Dataset rows describing interfaces:
BEGIN

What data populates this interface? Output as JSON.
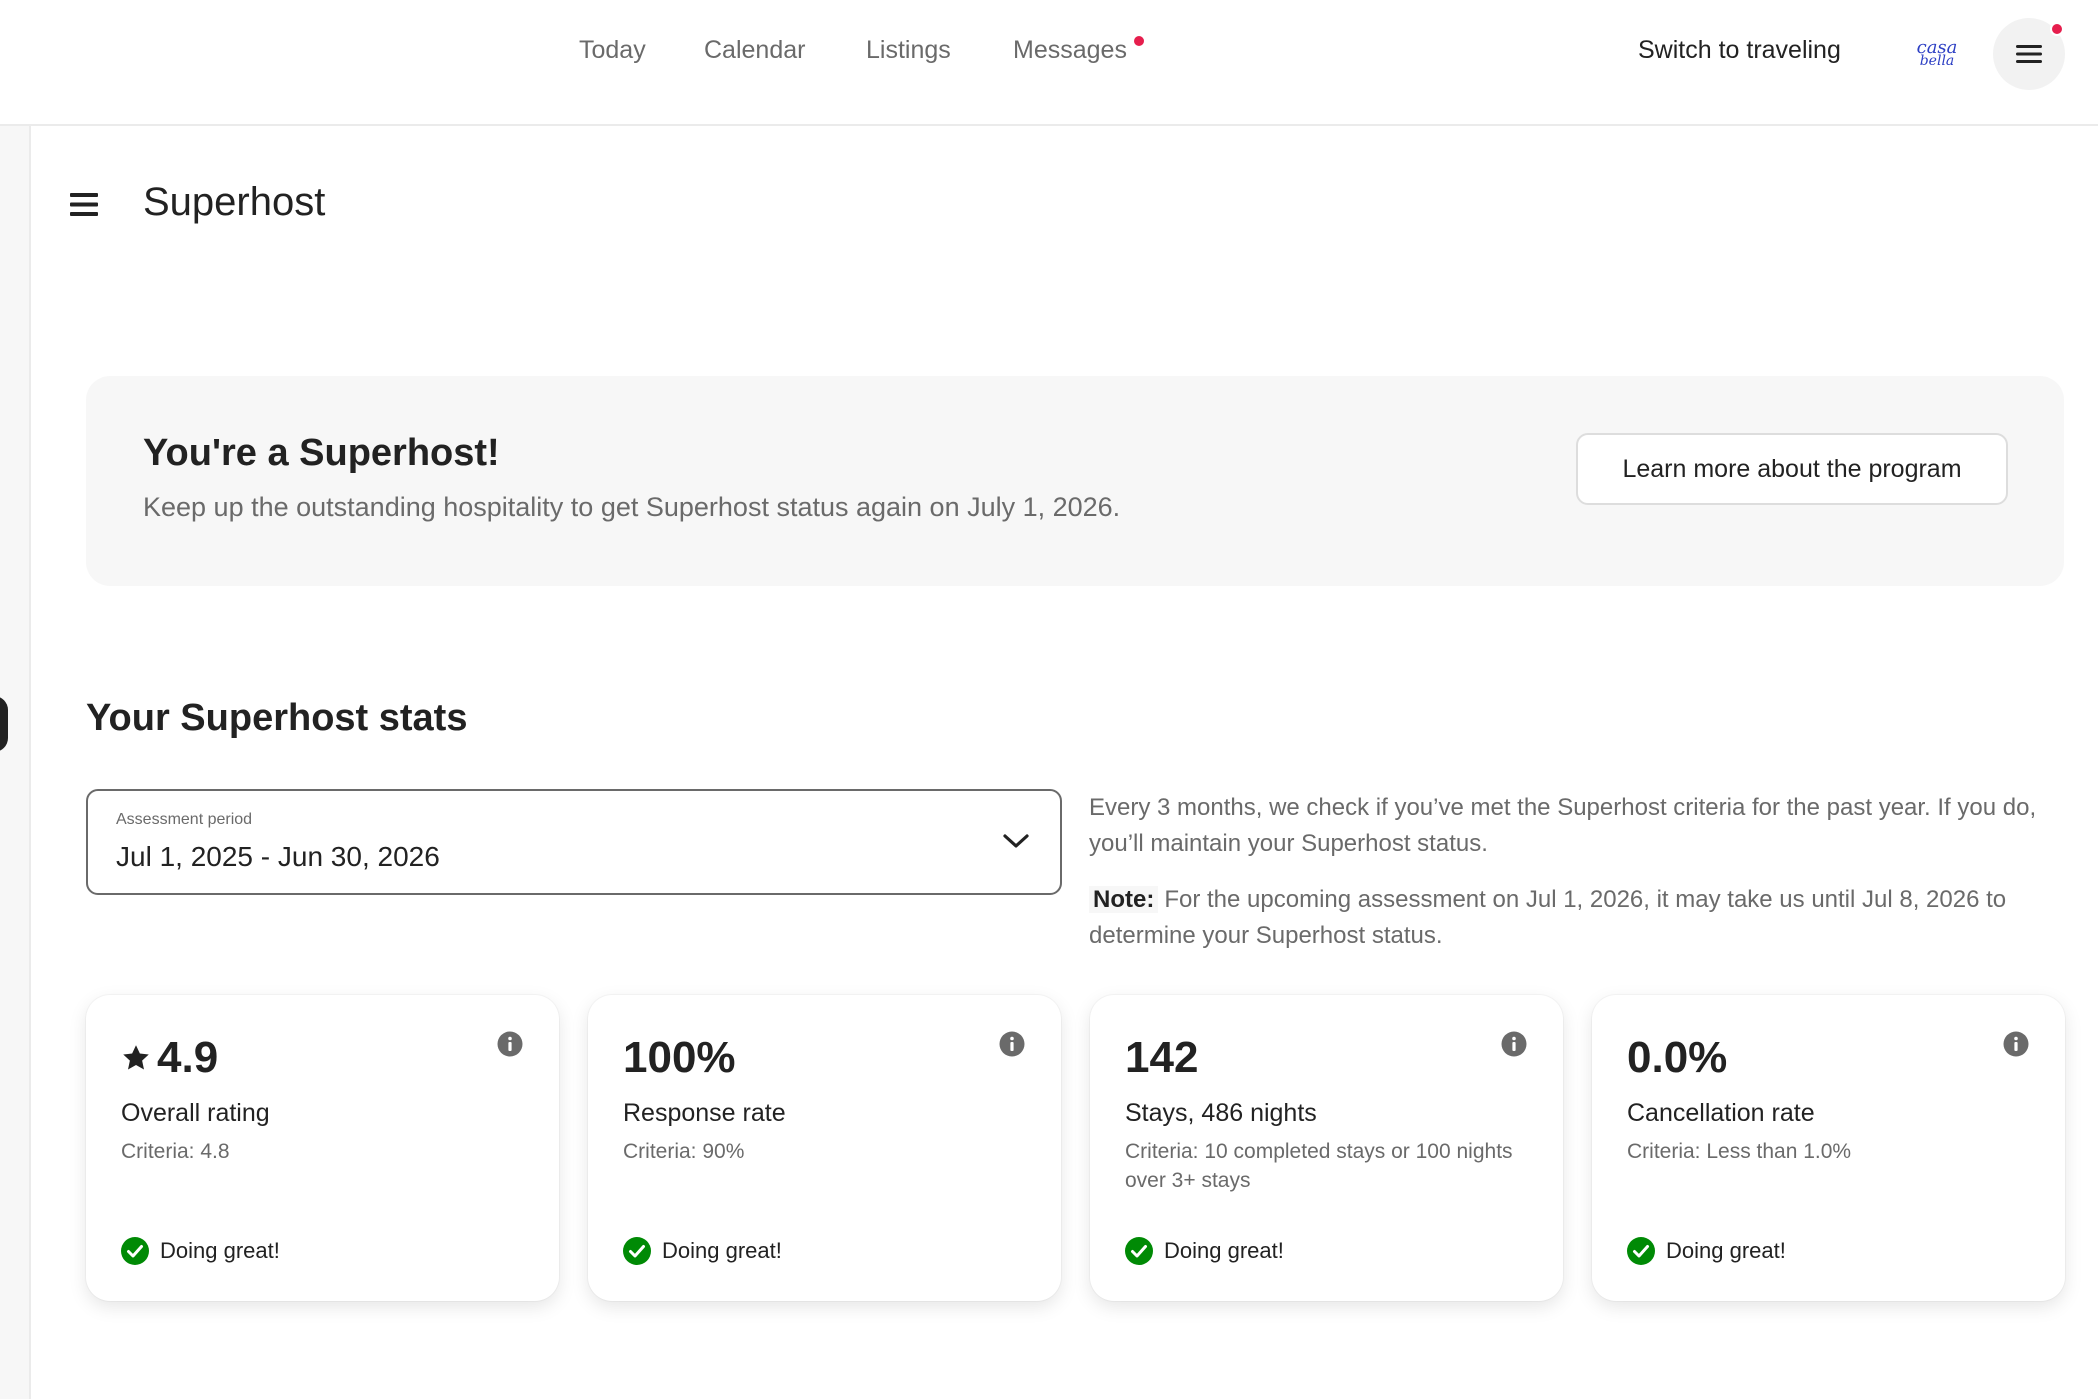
{
  "nav": {
    "items": [
      {
        "label": "Today"
      },
      {
        "label": "Calendar"
      },
      {
        "label": "Listings"
      },
      {
        "label": "Messages"
      }
    ],
    "switch_label": "Switch to traveling",
    "avatar_text_1": "casa",
    "avatar_text_2": "bella",
    "notification_color": "#e61e4d"
  },
  "page": {
    "title": "Superhost"
  },
  "banner": {
    "title": "You're a Superhost!",
    "subtitle": "Keep up the outstanding hospitality to get Superhost status again on July 1, 2026.",
    "button_label": "Learn more about the program"
  },
  "stats": {
    "heading": "Your Superhost stats",
    "period_label": "Assessment period",
    "period_value": "Jul 1, 2025 - Jun 30, 2026",
    "info": "Every 3 months, we check if you’ve met the Superhost criteria for the past year. If you do, you’ll maintain your Superhost status.",
    "note_label": "Note:",
    "note_text": "For the upcoming assessment on Jul 1, 2026, it may take us until Jul 8, 2026 to determine your Superhost status.",
    "cards": [
      {
        "value": "4.9",
        "label": "Overall rating",
        "criteria": "Criteria: 4.8",
        "status": "Doing great!",
        "icon": "star-icon"
      },
      {
        "value": "100%",
        "label": "Response rate",
        "criteria": "Criteria: 90%",
        "status": "Doing great!"
      },
      {
        "value": "142",
        "label": "Stays, 486 nights",
        "criteria": "Criteria: 10 completed stays or 100 nights over 3+ stays",
        "status": "Doing great!"
      },
      {
        "value": "0.0%",
        "label": "Cancellation rate",
        "criteria": "Criteria: Less than 1.0%",
        "status": "Doing great!"
      }
    ],
    "status_color": "#008a05"
  }
}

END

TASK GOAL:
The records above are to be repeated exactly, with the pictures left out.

RESULT OF THE EXERCISE:
What data populates this interface? Output as JSON.
{
  "nav": {
    "items": [
      {
        "label": "Today"
      },
      {
        "label": "Calendar"
      },
      {
        "label": "Listings"
      },
      {
        "label": "Messages"
      }
    ],
    "switch_label": "Switch to traveling",
    "avatar_text_1": "casa",
    "avatar_text_2": "bella",
    "notification_color": "#e61e4d"
  },
  "page": {
    "title": "Superhost"
  },
  "banner": {
    "title": "You're a Superhost!",
    "subtitle": "Keep up the outstanding hospitality to get Superhost status again on July 1, 2026.",
    "button_label": "Learn more about the program"
  },
  "stats": {
    "heading": "Your Superhost stats",
    "period_label": "Assessment period",
    "period_value": "Jul 1, 2025 - Jun 30, 2026",
    "info": "Every 3 months, we check if you’ve met the Superhost criteria for the past year. If you do, you’ll maintain your Superhost status.",
    "note_label": "Note:",
    "note_text": "For the upcoming assessment on Jul 1, 2026, it may take us until Jul 8, 2026 to determine your Superhost status.",
    "cards": [
      {
        "value": "4.9",
        "label": "Overall rating",
        "criteria": "Criteria: 4.8",
        "status": "Doing great!",
        "icon": "star-icon"
      },
      {
        "value": "100%",
        "label": "Response rate",
        "criteria": "Criteria: 90%",
        "status": "Doing great!"
      },
      {
        "value": "142",
        "label": "Stays, 486 nights",
        "criteria": "Criteria: 10 completed stays or 100 nights over 3+ stays",
        "status": "Doing great!"
      },
      {
        "value": "0.0%",
        "label": "Cancellation rate",
        "criteria": "Criteria: Less than 1.0%",
        "status": "Doing great!"
      }
    ],
    "status_color": "#008a05"
  }
}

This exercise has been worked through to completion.